Alpenfahrt reunion



Some 20 years ago, the last Austrian Alpine Rally took place. It was forced into oblivion partly by organisational troubles and partly by authorisation difficulties which worsened year by year. So it was that the oldest rally in the book, and the one upon which the French modelled their own Alpine Rally, came to its end.

Historic rallies abound nowadays, but rarely do they attract both the cars of yore and the drivers of the period. Realising this, a bunch of Austrian enthusiasts got together last year and, at the end of October, they ran what they affectionately called an Austrian Alpine Reunion. It was neither a rally nor a competition of any kind. It was merely a get-together of people who were closely associated, in one way or another, with the old Alpenfahrt.

They met at a lakeside restaurant in Lunz-am-See and spent two glorious days traversing parts of the route of the last Alpenfahrt, including a visit to a garage which was the scene of a surreptitious and questionably legal welding job, to a junction of forest tracks where a certain works team manager once placed his car to block a stage short cut (at its exit, naturally!), giving rise to an almighty furore, and to a farmhouse where a shotgun blast once sent the route survey team scuttling for cover, only to discover very soon afterwards that the discharge was not a sign of hostility but a signal to the farmer’s son to return home from his woodcutting chores in the forest

Due largely to other commitments, not all those who were invited were able to make it, but it was disappointing (but not altogether surprising) that at least one well known driver demanded not only all his expenses but a substantial appearance fee before he would even consider coming along. Needless to say, he was not there. This was not a well-sponsored, publicity-seeking event, but a s!mple gathering of old friends who were keen only to retrace some of the steps of the past, and it saddens me to realise that commercialism has advanced so far that someone would demand money for turning up at what was essentially a few nights out with the boys.
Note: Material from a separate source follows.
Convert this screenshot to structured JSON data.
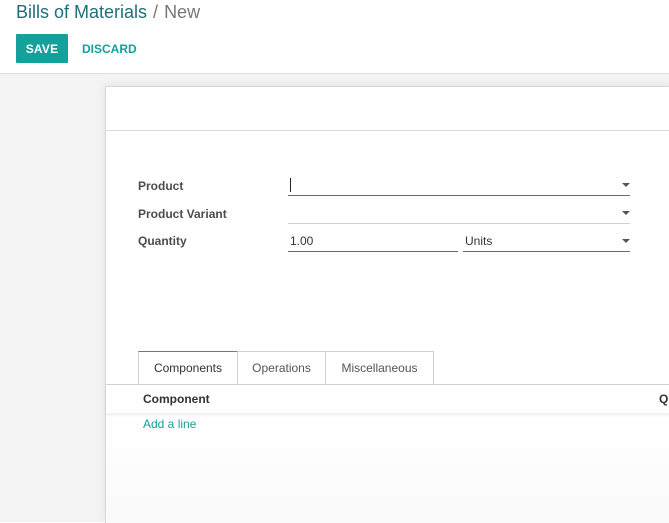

Some old cars were there. Herbert Völker bringing his Saab 96, Helmut Deimel his beautiful Alpine A110 and Helmut Neverla his equally attractive Lancia Fulvia, surely the prettiest rally car ever to grace a special stage. Franz Wittman turned up in a well preserved Porsche, whilst Konrad Schmidt came over from Germany with his Lancia Stratos on a trailer, bringing John Davenport with him. Every time I look inside a Stratos engine compartment, complete with its angle-iron framework, I am reminded of that genius of a driver/engineer to whom Lancia owes much of its rallying success, the late Mike Parkes.

Günter Janger came along, as did Harald Gottlieb, whilst among the others were Johannes Geist, Helmut Zitta, Christian Lietz, Franz Nowotny and Peter Karg.

Whatever the pros and cons of historic rallying, the great thing about such events is the people rather than the cars. Humanity still reigns supreme over the machinery it produces.